c. The procedure costs more than $17,250. Answer: P(greater than 17,250) = 0.810. Question 3. Consider the medical procedure described in the previous question, and suppose a patient is charged$24, 900 for the procedure. The patient is reported as saying, “I’ve been charged an outrageous amount!” How justified is this comment? Use probability to support your answer. The probability that the procedure will cost at least \$24, 900 is 0.039. So, this charge places the patient’s bill in the top 4% of bills for this procedure. While the procedure turned out to be very expensive for this patient, use of the word “outrageous” could be considered a little extreme.

Question 4.
Think again about the medical procedure described in Problem 2.

a. Rounding your answers to the nearest thousandth, find the probability of each instance for a randomly selected patient.

i. The cost of the procedure is within two standard deviations of the mean cost. The cost two standard deviations above the mean gives z = 2, and the price two standard deviations below the mean gives z = -2.

The probability that the price is within 2 standard deviations of the mean is 0.954.

ii. The cost of the procedure is more than one standard deviation from the mean cost. The cost one standard deviation above the mean gives z = 1, and the cost one standard deviation below the mean gives z = -1.

2(0.1587) = 0.317
The probability that the cost of the procedure is more than one standard deviation from the mean is 0.317.

b. If the mean or the standard deviation were to be changed, would your answers to part (a) be affected? Explain.
No. For example, looking at part (a)(i), the value two standard deviations above the mean will always have a z-score of 2, and the value two standard deviations below the mean will always have a z-score of -2. So, the answer will always be the same whatever the mean and the standard deviation.

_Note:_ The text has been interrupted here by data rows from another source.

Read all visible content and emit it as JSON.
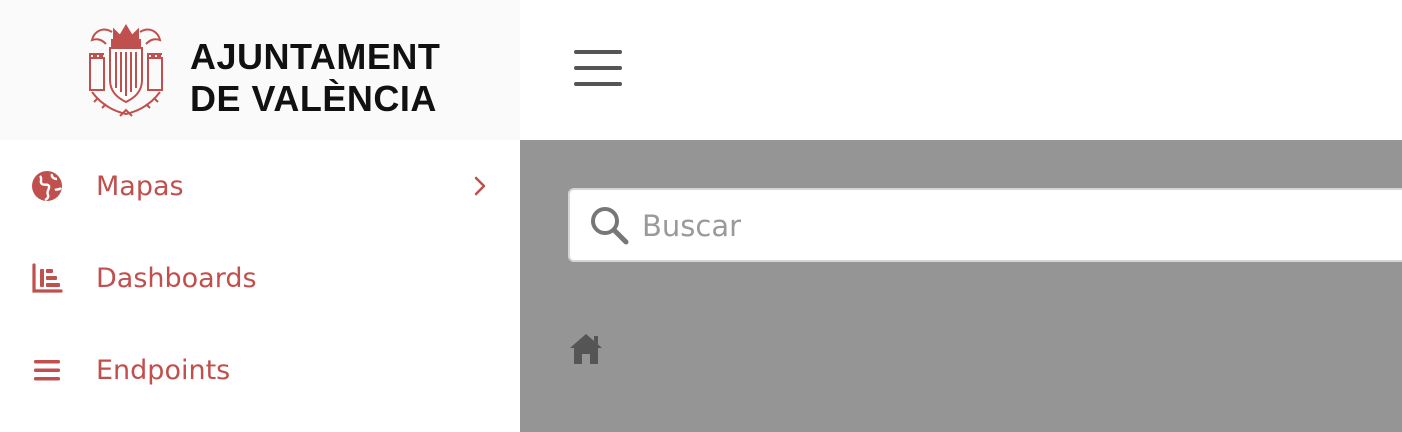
{
  "brand": {
    "line1": "AJUNTAMENT",
    "line2": "DE VALÈNCIA",
    "crest_icon": "valencia-crest-icon",
    "color": "#c0504d"
  },
  "sidebar": {
    "items": [
      {
        "label": "Mapas",
        "icon": "globe-icon",
        "has_submenu": true
      },
      {
        "label": "Dashboards",
        "icon": "chart-bar-icon",
        "has_submenu": false
      },
      {
        "label": "Endpoints",
        "icon": "list-icon",
        "has_submenu": false
      }
    ],
    "accent_color": "#c0504d"
  },
  "header": {
    "menu_icon": "hamburger-menu-icon"
  },
  "search": {
    "placeholder": "Buscar",
    "value": ""
  },
  "breadcrumb": {
    "home_icon": "home-icon"
  },
  "colors": {
    "main_background": "#959595",
    "icon_gray": "#555555"
  }
}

Similarly, in part (a)(ii), the z-scores will always be 1 and -1; therefore, the answer will always be the same, regardless of the mean and the standard deviation.

Question 5.
Use a table of standard normal curve areas to find the following:

a. The area to the left of z = 0.56
0.7123

b. The area to the right of z = 1,20
1 – 0.8849 = 0.1151

c. The areatothe Ieftofz= -1.47
0.0708

d. Theareatotherightofz = -0.35
1 – 0.3632 = 0.6368

e. The area between z = 1.39 and z = 0.80
0.7881 – 0.0823 = 0.7058

f. choose a response from parts (a) through (f), and explain how you determined your answer.
Sample response: To find the area to the right of z = -0.35 in part (d), I used the table to find the cumulative area up to (which is to the left of) z = -0.35. Then, to find the area to the right of the z-score, I had to subtract the cumulative area from 1.

### Eureka Math Algebra 2 Module 4 Lesson 10 Exit Ticket Answer Key

Question 1.
The weights of cars passing over a bridge have a mean of 3,550 pounds and standard deviation of 870 pounds. Assume that the weights of the cars passing over the bridge are normally distributed. Determine the probability of each instance, and explain how you found each answer.

a. The weight of a randomly selected car is more than 4,000 pounds. P(greater than 4000) = 0.303
I calculated a z-score and then used my graphing calculator to find the area under the normal curve (above z = 0.517).

b. The weight of a randomly selected car is less than 3,000 pounds. P(less than 3000) = 0.264
I calculated a z-score and then used my graphing calculator to find the area under the normal curve (below z = -0.632).

c. The weight of a randomly selected car is between 2,800 and 4,500 pounds.